*** Opening of INPUT ***

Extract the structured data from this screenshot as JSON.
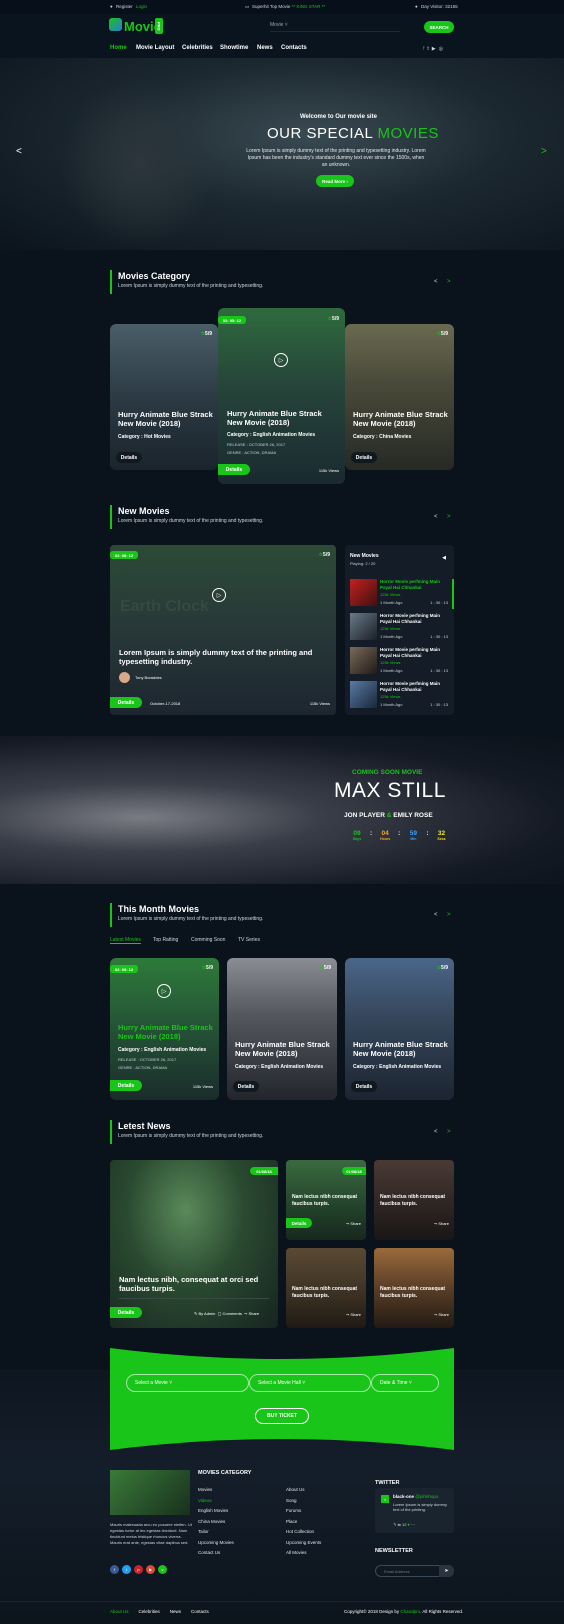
{
  "topbar": {
    "register": "Register",
    "login": "Login",
    "promo": "Superhit Top Movie ",
    "promo_highlight": "** KING STAR **",
    "visitor": "Day Visitor: 32155"
  },
  "header": {
    "logo_text": "Movie",
    "logo_badge": "PRO",
    "search_dropdown": "Movie",
    "search_button": "SEARCH"
  },
  "nav": [
    "Home",
    "Movie Layout",
    "Celebrities",
    "Showtime",
    "News",
    "Contacts"
  ],
  "hero": {
    "kicker": "Welcome to Our movie site",
    "title_white": "OUR SPECIAL ",
    "title_green": "MOVIES",
    "text": "Lorem Ipsum is simply dummy text of the printing and typesetting industry. Lorem Ipsum has been the industry's standard dummy text ever since the 1500s, when an unknown.",
    "button": "Read More"
  },
  "category": {
    "title": "Movies Category",
    "sub": "Lorem Ipsum is simply dummy text of the printing and typesetting.",
    "cards": [
      {
        "title": "Hurry Animate Blue Strack New Movie (2018)",
        "cat": "Category : Hot Movies",
        "rate": "5/9",
        "btn": "Details"
      },
      {
        "title": "Hurry Animate Blue Strack New Movie (2018)",
        "cat": "Category : English Animation Movies",
        "rate": "5/9",
        "btn": "Details",
        "time": "02: 05: 12",
        "release": "RELEASE : OCTOBER 26, 2017",
        "genre": "GENRE : ACTION, DRAMA",
        "views": "115k Views"
      },
      {
        "title": "Hurry Animate Blue Strack New Movie (2018)",
        "cat": "Category : China Movies",
        "rate": "5/9",
        "btn": "Details"
      }
    ]
  },
  "newmovies": {
    "title": "New Movies",
    "sub": "Lorem Ipsum is simply dummy text of the printing and typesetting.",
    "feature": {
      "time": "02: 08: 12",
      "rate": "5/9",
      "poster_text": "Earth Clock",
      "title": "Lorem Ipsum is simply dummy text of the printing and typesetting industry.",
      "author": "Tony Boraddes",
      "btn": "Details",
      "date": "October-17-2018",
      "views": "115k Views"
    },
    "list_title": "New Movies",
    "playing": "Playing: 2 / 20",
    "list": [
      {
        "title": "Horror Movie perfming Main Payal Hai Chhankai",
        "views": "125k Views",
        "ago": "1 Month Ago",
        "dur": "1 : 30 : 13"
      },
      {
        "title": "Horror Movie perfming Main Payal Hai Chhankai",
        "views": "125k Views",
        "ago": "1 Month Ago",
        "dur": "1 : 30 : 13"
      },
      {
        "title": "Horror Movie perfming Main Payal Hai Chhankai",
        "views": "125k Views",
        "ago": "1 Month Ago",
        "dur": "1 : 30 : 13"
      },
      {
        "title": "Horror Movie perfming Main Payal Hai Chhankai",
        "views": "125k Views",
        "ago": "1 Month Ago",
        "dur": "1 : 30 : 13"
      }
    ]
  },
  "coming": {
    "kicker": "COMING SOON MOVIE",
    "title": "MAX STILL",
    "cast_a": "JON PLAYER",
    "amp": "&",
    "cast_b": "EMILY ROSE",
    "countdown": [
      {
        "v": "09",
        "l": "Days",
        "c": "#19c519"
      },
      {
        "v": "04",
        "l": "Hours",
        "c": "#f5a623"
      },
      {
        "v": "59",
        "l": "Min",
        "c": "#3aa0ff"
      },
      {
        "v": "32",
        "l": "Secs",
        "c": "#f5e623"
      }
    ]
  },
  "month": {
    "title": "This Month Movies",
    "sub": "Lorem Ipsum is simply dummy text of the printing and typesetting.",
    "tabs": [
      "Latest Movies",
      "Top Ratting",
      "Comming Soon",
      "TV Series"
    ],
    "cards": [
      {
        "title": "Hurry Animate Blue Strack New Movie (2018)",
        "cat": "Category : English Animation Movies",
        "rate": "5/9",
        "btn": "Details",
        "time": "02: 05: 12",
        "release": "RELEASE : OCTOBER 26, 2017",
        "genre": "GENRE : ACTION, DRAMA",
        "views": "115k Views"
      },
      {
        "title": "Hurry Animate Blue Strack New Movie (2018)",
        "cat": "Category : English Animation Movies",
        "rate": "5/9",
        "btn": "Details"
      },
      {
        "title": "Hurry Animate Blue Strack New Movie (2018)",
        "cat": "Category : English Animation Movies",
        "rate": "5/9",
        "btn": "Details"
      }
    ]
  },
  "news": {
    "title": "Letest News",
    "sub": "Lorem Ipsum is simply dummy text of the printing and typesetting.",
    "big": {
      "date": "01/08/18",
      "title": "Nam lectus nibh, consequat at orci sed faucibus turpis.",
      "btn": "Details",
      "by": "By Admin",
      "comments": "Comments",
      "share": "Share"
    },
    "small": [
      {
        "date": "01/08/18",
        "title": "Nam lectus nibh consequat faucibus turpis.",
        "btn": "Details",
        "share": "Share"
      },
      {
        "title": "Nam lectus nibh consequat faucibus turpis.",
        "share": "Share"
      },
      {
        "title": "Nam lectus nibh consequat faucibus turpis.",
        "share": "Share"
      },
      {
        "title": "Nam lectus nibh consequat faucibus turpis.",
        "share": "Share"
      }
    ]
  },
  "ticket": {
    "select_movie": "Select a Movie",
    "select_hall": "Select a Movie Hall",
    "date_time": "Date & Time",
    "button": "BUY TICKET"
  },
  "footer": {
    "about": "Mauris malesuada arcu eu posuere eleifen. Ut egestas tortor at leo egestas tincidunt. Nam tincidunt metus tristique rhoncus viverra. Mauris erat ante, egestas vitae dapibus sed.",
    "cat_title": "MOVIES CATEGORY",
    "col1": [
      "Movies",
      "Videos",
      "English Movies",
      "China Movies",
      "Tailor",
      "Upcoming Movies",
      "Contact Us"
    ],
    "col2": [
      "About Us",
      "Song",
      "Forums",
      "Place",
      "Hot Collection",
      "Upcoming Events",
      "All Movies"
    ],
    "twitter_title": "TWITTER",
    "tw_user": "black-one",
    "tw_handle": "@johnhopo",
    "tw_text": "Lorem Ipsum is simply dummy text of the printing.",
    "tw_likes": "12",
    "news_title": "NEWSLETTER",
    "email_placeholder": "Email Address",
    "bottom_links": [
      "About Us",
      "Celebrities",
      "News",
      "Contacts"
    ],
    "copyright": "Copyright© 2018 Design by ",
    "copyright_brand": "Chandpro",
    "copyright_end": ". All Rights Reserved."
  },
  "colors": {
    "accent": "#19c519",
    "bg": "#0a121c"
  }
}
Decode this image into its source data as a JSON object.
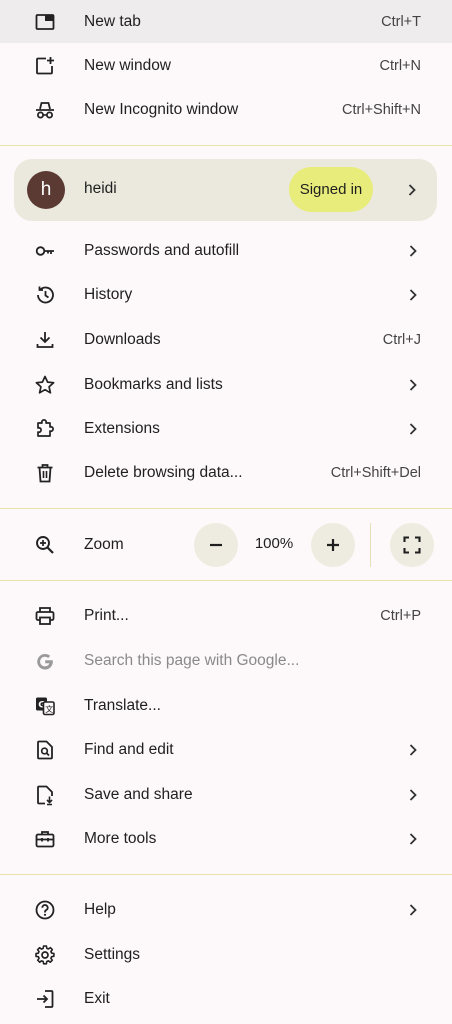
{
  "menu": {
    "new_tab": {
      "label": "New tab",
      "shortcut": "Ctrl+T"
    },
    "new_window": {
      "label": "New window",
      "shortcut": "Ctrl+N"
    },
    "new_incognito": {
      "label": "New Incognito window",
      "shortcut": "Ctrl+Shift+N"
    },
    "profile": {
      "initial": "h",
      "name": "heidi",
      "status": "Signed in"
    },
    "passwords": {
      "label": "Passwords and autofill"
    },
    "history": {
      "label": "History"
    },
    "downloads": {
      "label": "Downloads",
      "shortcut": "Ctrl+J"
    },
    "bookmarks": {
      "label": "Bookmarks and lists"
    },
    "extensions": {
      "label": "Extensions"
    },
    "delete_data": {
      "label": "Delete browsing data...",
      "shortcut": "Ctrl+Shift+Del"
    },
    "zoom": {
      "label": "Zoom",
      "value": "100%"
    },
    "print": {
      "label": "Print...",
      "shortcut": "Ctrl+P"
    },
    "search_page": {
      "label": "Search this page with Google..."
    },
    "translate": {
      "label": "Translate..."
    },
    "find_edit": {
      "label": "Find and edit"
    },
    "save_share": {
      "label": "Save and share"
    },
    "more_tools": {
      "label": "More tools"
    },
    "help": {
      "label": "Help"
    },
    "settings": {
      "label": "Settings"
    },
    "exit": {
      "label": "Exit"
    }
  },
  "colors": {
    "background": "#fdf8f9",
    "highlight": "#efeced",
    "avatar": "#5a3a32",
    "signed_in_badge": "#e8ec7a",
    "separator": "#eae3a6"
  }
}
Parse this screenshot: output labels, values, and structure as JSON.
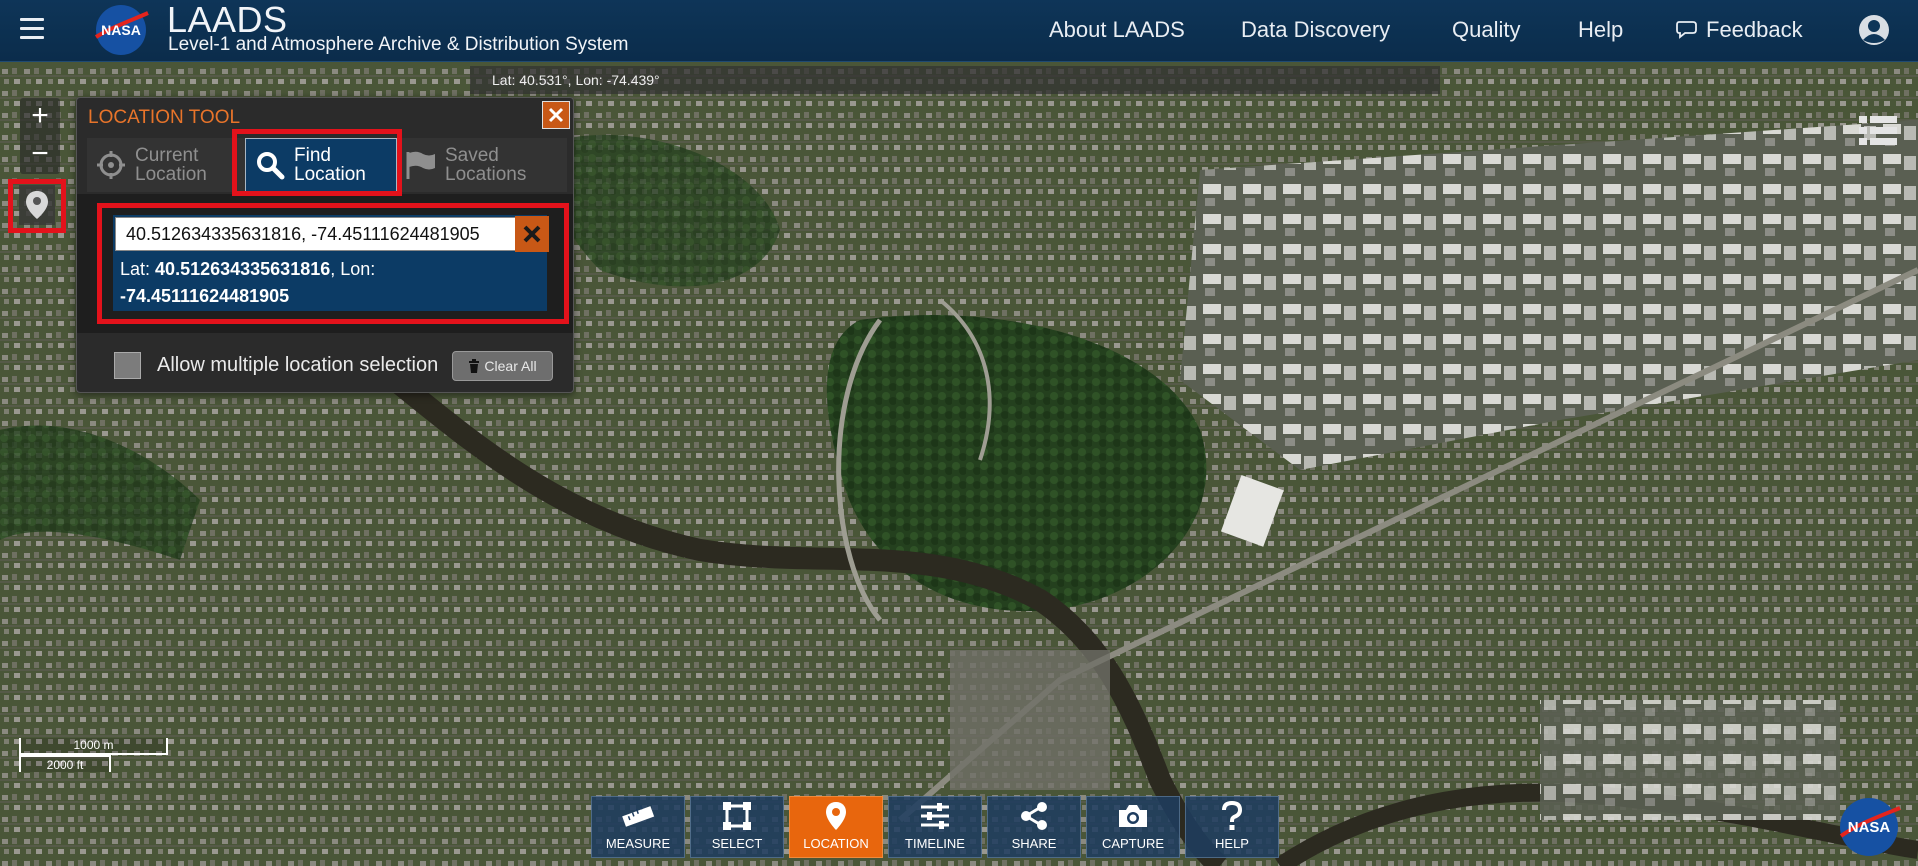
{
  "header": {
    "menu_icon": "hamburger-icon",
    "logo_text": "NASA",
    "title": "LAADS",
    "subtitle": "Level-1 and Atmosphere Archive & Distribution System",
    "nav": {
      "about": "About LAADS",
      "discovery": "Data Discovery",
      "quality": "Quality",
      "help": "Help",
      "feedback": "Feedback"
    }
  },
  "coord_bar": {
    "text": "Lat: 40.531°, Lon: -74.439°"
  },
  "map_controls": {
    "zoom_in": "+",
    "zoom_out": "−"
  },
  "location_tool": {
    "title": "LOCATION TOOL",
    "tabs": {
      "current": "Current Location",
      "find": "Find Location",
      "saved": "Saved Locations"
    },
    "search_value": "40.512634335631816, -74.45111624481905",
    "result": {
      "lat_label": "Lat:",
      "lat_value": "40.512634335631816",
      "lon_label": ", Lon:",
      "lon_value": "-74.45111624481905"
    },
    "multi_select_label": "Allow multiple location selection",
    "clear_all": "Clear All"
  },
  "scale": {
    "metric": "1000 m",
    "imperial": "2000 ft"
  },
  "toolbar": {
    "measure": "MEASURE",
    "select": "SELECT",
    "location": "LOCATION",
    "timeline": "TIMELINE",
    "share": "SHARE",
    "capture": "CAPTURE",
    "help": "HELP"
  },
  "colors": {
    "header_bg": "#0e3558",
    "accent_orange": "#e8660d",
    "highlight_red": "#e3121b",
    "panel_blue": "#0c3b65"
  }
}
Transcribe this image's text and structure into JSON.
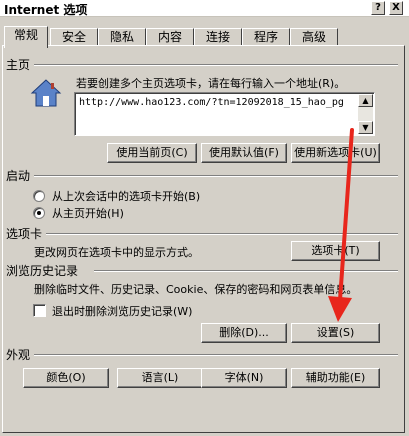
{
  "window": {
    "title": "Internet 选项",
    "help_btn": "?",
    "close_btn": "X"
  },
  "tabs": [
    "常规",
    "安全",
    "隐私",
    "内容",
    "连接",
    "程序",
    "高级"
  ],
  "home": {
    "section": "主页",
    "instruction": "若要创建多个主页选项卡，请在每行输入一个地址(R)。",
    "url": "http://www.hao123.com/?tn=12092018_15_hao_pg",
    "buttons": [
      "使用当前页(C)",
      "使用默认值(F)",
      "使用新选项卡(U)"
    ],
    "icon": "home-icon"
  },
  "startup": {
    "section": "启动",
    "options": [
      "从上次会话中的选项卡开始(B)",
      "从主页开始(H)"
    ],
    "selected_index": 1
  },
  "tabs_section": {
    "section": "选项卡",
    "description": "更改网页在选项卡中的显示方式。",
    "button": "选项卡(T)"
  },
  "history": {
    "section": "浏览历史记录",
    "description": "删除临时文件、历史记录、Cookie、保存的密码和网页表单信息。",
    "checkbox": "退出时删除浏览历史记录(W)",
    "checkbox_checked": false,
    "delete_button": "删除(D)...",
    "settings_button": "设置(S)"
  },
  "appearance": {
    "section": "外观",
    "buttons": [
      "颜色(O)",
      "语言(L)",
      "字体(N)",
      "辅助功能(E)"
    ]
  },
  "annotation_color": "#e8261c"
}
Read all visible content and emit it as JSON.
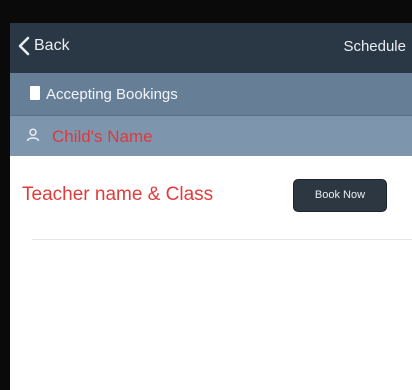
{
  "navbar": {
    "back_label": "Back",
    "back_icon": "chevron-left-icon",
    "schedule_label": "Schedule"
  },
  "status": {
    "icon": "document-icon",
    "label": "Accepting Bookings"
  },
  "child": {
    "icon": "person-icon",
    "placeholder": "Child's Name"
  },
  "teacher_row": {
    "label": "Teacher name & Class",
    "book_button": "Book Now"
  },
  "colors": {
    "navbar": "#2a3744",
    "status_bar": "#667f97",
    "child_bar": "#7d95ad",
    "accent_red": "#e23b3b",
    "button": "#2c3742"
  }
}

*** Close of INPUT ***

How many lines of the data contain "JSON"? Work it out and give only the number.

TASK SOLUTION ->
5